The majority of Zornhau plays, up to mutieren and duplieren, deal with attacks out of distance, whether these are long and free hews, the sort of cut to center and press with the point attacks discussed in the general teachings (which Zornhau counters quite effectively) or the result of a manipulation of distance by the person being attacked (the one executing the zornhau). Some of these same principles apply to a committed attack, but the Zornhau offers dedicated ways to deal with that in duplieren and mutieren. Since so much of the Zornhau deals with out of distance binds, we can also assume that creating that distance, or anticipating it—i.e. working from that distance in Krieg—is an important element of KDF fencing. The Oben Abgenomen is a second oberhau delivered as a nachschlag (After strike), and thus must be performed at an effective cutting range. The Winding is a re-orientation of your point to the centerline by gaining superior leverage, which must be done at a range in which your point can effectively and quickly be brought back to the center line. If your point ends up past your opponent’s head or body, generally due to the fighters being closer together and almost cross to cross on the swords, the Duplieren and Mutieren options that will follow later would be more appropriate.
The Winden play above is the beginning of a concept we will see a bit later in the Edel Krieg, or "Noble War," which emphasizes constantly seeking the openings and keeping your opponent under continuous pressure. Here we start with an attack to the upper left opening, but having been parried we seek a thrust to the upper right opening through the use of the "first winding," or a twisting motion into left ochs when bound on the inside. Should that thrust fail, we seek the upper left opening (the neck) or leave the bind altogether to seek the breast between the arms and under the opponent's raised hands, fulfilling the maxim, "He who parries above is ashamed below."

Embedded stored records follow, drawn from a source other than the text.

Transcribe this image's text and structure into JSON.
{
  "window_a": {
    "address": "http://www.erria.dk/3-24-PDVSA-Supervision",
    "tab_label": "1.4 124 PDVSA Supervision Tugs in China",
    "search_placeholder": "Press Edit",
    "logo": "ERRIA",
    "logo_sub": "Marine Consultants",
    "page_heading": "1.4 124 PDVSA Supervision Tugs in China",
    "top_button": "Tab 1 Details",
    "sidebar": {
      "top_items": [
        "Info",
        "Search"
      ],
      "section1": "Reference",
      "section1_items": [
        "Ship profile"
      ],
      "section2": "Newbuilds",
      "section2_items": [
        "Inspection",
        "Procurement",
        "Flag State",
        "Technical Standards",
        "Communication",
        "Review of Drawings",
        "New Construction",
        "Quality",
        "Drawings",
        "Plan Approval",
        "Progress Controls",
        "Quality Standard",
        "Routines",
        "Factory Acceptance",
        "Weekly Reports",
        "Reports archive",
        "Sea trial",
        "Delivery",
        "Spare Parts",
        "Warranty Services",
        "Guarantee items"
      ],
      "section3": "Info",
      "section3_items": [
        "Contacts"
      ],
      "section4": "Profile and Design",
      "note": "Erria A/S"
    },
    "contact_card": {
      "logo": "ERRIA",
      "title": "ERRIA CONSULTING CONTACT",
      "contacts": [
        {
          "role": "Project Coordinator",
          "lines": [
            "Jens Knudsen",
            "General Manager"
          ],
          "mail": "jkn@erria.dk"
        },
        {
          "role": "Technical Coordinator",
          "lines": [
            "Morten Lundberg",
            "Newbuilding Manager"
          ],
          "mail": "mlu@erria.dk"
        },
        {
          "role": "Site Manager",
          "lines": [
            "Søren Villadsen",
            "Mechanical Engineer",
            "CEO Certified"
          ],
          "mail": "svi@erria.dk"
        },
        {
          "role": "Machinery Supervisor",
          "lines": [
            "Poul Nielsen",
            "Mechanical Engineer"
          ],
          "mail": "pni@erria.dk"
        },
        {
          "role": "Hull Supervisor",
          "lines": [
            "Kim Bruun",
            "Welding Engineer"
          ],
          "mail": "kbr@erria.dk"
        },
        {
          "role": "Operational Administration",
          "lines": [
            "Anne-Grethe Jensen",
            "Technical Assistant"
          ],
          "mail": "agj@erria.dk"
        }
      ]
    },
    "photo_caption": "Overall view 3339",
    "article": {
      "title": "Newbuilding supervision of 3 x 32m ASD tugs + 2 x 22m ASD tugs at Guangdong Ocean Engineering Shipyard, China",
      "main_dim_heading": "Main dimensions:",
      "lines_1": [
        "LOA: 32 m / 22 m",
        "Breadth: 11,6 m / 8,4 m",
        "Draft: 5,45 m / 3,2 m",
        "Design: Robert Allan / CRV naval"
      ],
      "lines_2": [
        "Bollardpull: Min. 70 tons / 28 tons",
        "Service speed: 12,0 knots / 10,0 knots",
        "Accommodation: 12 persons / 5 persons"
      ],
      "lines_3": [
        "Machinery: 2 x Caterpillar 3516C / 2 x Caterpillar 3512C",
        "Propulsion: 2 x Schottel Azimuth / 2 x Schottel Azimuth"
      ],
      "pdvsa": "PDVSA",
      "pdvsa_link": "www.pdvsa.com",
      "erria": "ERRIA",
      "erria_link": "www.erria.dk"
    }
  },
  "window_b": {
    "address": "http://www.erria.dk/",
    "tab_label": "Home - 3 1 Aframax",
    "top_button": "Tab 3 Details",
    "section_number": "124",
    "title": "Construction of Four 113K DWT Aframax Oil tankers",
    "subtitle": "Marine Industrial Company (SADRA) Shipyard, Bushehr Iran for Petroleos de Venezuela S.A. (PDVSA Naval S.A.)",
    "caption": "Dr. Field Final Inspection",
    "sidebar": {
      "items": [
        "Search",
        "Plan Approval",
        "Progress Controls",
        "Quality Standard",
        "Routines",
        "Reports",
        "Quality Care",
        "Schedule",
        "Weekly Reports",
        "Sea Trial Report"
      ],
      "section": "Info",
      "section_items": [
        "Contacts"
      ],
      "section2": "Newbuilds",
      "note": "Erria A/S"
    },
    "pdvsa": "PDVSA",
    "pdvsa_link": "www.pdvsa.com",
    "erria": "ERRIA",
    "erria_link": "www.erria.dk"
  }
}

When drilling the Zornhau or any of its derivatives, make sure that neither partner is over-exaggerating their cuts so to pass over or across an opponent instead of driving at the opponent. A Zorn-ort, especially, will never come to fruition against an oberhau pushed far to the right of it's target, for example. This is a common drilling problem with the Zornhau that we tend to look for first.